Endeavour pulled into port at the station at 12:06 a.m. Eastern time as both spacecraft flew 346 kilometers above the Atlantic Ocean, west of Portugal.

“Station and Houston, capture confirmed,” Endeavour commander George Zamka called out as the two spacecraft linked up.

Hatches between Endeavour and the space station were opened just after 2 a.m. That’s when Endeavour’s six astronauts joined the five-man crew of the station, temporarily boosting its crew size to 11 people.

The station is currently home to two American astronauts, two Russian cosmonauts and a Japanese astronaut.

A trajectory sensor in Endeavour’s payload bay used to measure the distance between the shuttle and space station failed to work properly during the rendezvous. Instead, the astronauts relied on a handheld laser tool and their eyes to make up for it.

Endeavour delivered NASA’s can-shaped Tranquility module and the bay window-like Cupola dome to the space station. Tranquility will hold the station’s main life-support systems, robotic arm station and other gear. The seven-window Cupola, which includes a round central pane that is the world’s largest space window, will be attached to an Earth-facing port on Tranquility.

The new items represent NASA’s last big add-ons for the $100 billion space station, which has been under construction since 1998 by five different space agencies representing 16 countries. The space station will be 98 percent complete once they are installed.

“We’re ready to bring up Tranquility and Cupola and work with you guys to bring it to life, so this is a beautiful day,” Zamka said.

Both additions were built for NASA by the European Space Agency.
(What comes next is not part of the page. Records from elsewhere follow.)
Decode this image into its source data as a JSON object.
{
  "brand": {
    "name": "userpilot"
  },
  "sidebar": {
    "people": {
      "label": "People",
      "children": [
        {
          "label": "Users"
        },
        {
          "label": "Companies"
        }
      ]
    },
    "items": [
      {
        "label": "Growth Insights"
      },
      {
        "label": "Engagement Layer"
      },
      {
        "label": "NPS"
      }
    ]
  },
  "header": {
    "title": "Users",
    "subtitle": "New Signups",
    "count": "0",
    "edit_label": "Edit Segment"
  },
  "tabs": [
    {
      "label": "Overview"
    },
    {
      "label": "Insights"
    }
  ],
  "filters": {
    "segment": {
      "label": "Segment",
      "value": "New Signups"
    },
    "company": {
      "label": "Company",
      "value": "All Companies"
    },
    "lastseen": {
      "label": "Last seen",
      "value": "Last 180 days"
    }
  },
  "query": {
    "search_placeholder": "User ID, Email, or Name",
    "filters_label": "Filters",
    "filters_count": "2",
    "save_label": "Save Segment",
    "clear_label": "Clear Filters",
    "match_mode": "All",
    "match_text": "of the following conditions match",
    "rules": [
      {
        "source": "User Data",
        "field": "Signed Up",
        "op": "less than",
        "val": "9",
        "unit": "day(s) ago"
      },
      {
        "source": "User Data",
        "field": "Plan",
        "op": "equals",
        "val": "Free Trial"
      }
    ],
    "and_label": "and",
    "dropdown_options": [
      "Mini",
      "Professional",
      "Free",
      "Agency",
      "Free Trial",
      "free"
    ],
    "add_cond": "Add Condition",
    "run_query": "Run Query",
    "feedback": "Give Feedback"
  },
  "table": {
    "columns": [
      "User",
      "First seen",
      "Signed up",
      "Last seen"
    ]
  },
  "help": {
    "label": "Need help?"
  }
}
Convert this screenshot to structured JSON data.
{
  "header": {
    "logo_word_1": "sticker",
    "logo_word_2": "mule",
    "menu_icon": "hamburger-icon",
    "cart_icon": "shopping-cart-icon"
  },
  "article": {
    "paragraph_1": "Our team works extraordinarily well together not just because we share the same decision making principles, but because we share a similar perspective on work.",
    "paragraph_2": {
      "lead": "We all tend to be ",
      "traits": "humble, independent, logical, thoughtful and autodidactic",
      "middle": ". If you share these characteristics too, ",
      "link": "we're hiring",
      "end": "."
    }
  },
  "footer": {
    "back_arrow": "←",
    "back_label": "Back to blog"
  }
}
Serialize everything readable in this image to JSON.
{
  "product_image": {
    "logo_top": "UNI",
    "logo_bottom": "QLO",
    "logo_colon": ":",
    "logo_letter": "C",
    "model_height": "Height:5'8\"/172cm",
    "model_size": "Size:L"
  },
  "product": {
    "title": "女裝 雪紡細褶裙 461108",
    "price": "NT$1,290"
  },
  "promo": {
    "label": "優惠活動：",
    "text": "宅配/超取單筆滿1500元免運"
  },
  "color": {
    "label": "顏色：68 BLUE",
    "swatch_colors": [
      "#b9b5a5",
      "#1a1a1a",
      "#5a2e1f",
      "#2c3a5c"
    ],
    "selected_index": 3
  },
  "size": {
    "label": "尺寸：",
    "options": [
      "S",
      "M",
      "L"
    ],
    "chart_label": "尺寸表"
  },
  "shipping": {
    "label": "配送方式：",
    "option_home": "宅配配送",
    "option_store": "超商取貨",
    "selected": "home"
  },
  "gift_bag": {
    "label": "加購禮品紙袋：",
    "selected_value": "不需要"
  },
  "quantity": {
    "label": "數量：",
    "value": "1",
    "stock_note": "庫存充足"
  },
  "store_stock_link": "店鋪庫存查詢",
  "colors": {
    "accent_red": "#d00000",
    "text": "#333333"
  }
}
Together, they cost nearly $409 million and will require three spacewalks by astronauts to install.

Before docking, Zamka flew Endeavour through an orbital back flip below the space station so Commander Jeff Williams and his station crewmates could snap hundreds of photos of the orbiter’s tile-covered underbelly.

The photographs will be analyzed for any new dings and scrapes caused by debris during Endeavour’s early morning launch Feb. 8. Cameras showed a few pieces of foam debris falling from the shuttle’s fuel tank during liftoff, but none appeared to damage the orbiter, mission managers said.

A detailed inspection of Endeavour’s wing edges and nose cap by the shuttle astronauts also turned up no major concerns. A final analysis of that data and the new images will take several days, mission managers said.

NASA has kept a close watch on the shuttle’s exterior immediately after launches since 2003, when heat shield damage led to the loss of shuttle Columbia and its seven-astronaut crew.

Endeavour astronauts did spot a piece of a so-called flipper door seal sticking up from the top of Endeavour’s left wing and sent photos of it to Mission Control for analysis.

The seal is used to control venting air from an avionics cavity inside the shuttle’s wing during launches and landing, said LeRoy Cain, NASA’s deputy shuttle program manager. It is one of many attached to access doors on each of the shuttle’s wings. The protruding piece is near the aft of the left wing and not a safety concern to the orbiter or its crew, Cain said.

The top of a shuttle’s wing does not experience the hot, scorching temperatures experienced by its underbelly during atmospheric re-entry, Cain said. The seal is also about 1 meter long, and only a small, 10-centimeter strip peeled up at its leading edge, he added.

“From a mechanical and structural perspective, it’s really not going to pose a problem for us,” Cain said.

Endeavour will spend about eight days docked at the space station. It is due to return to Earth Feb. 20.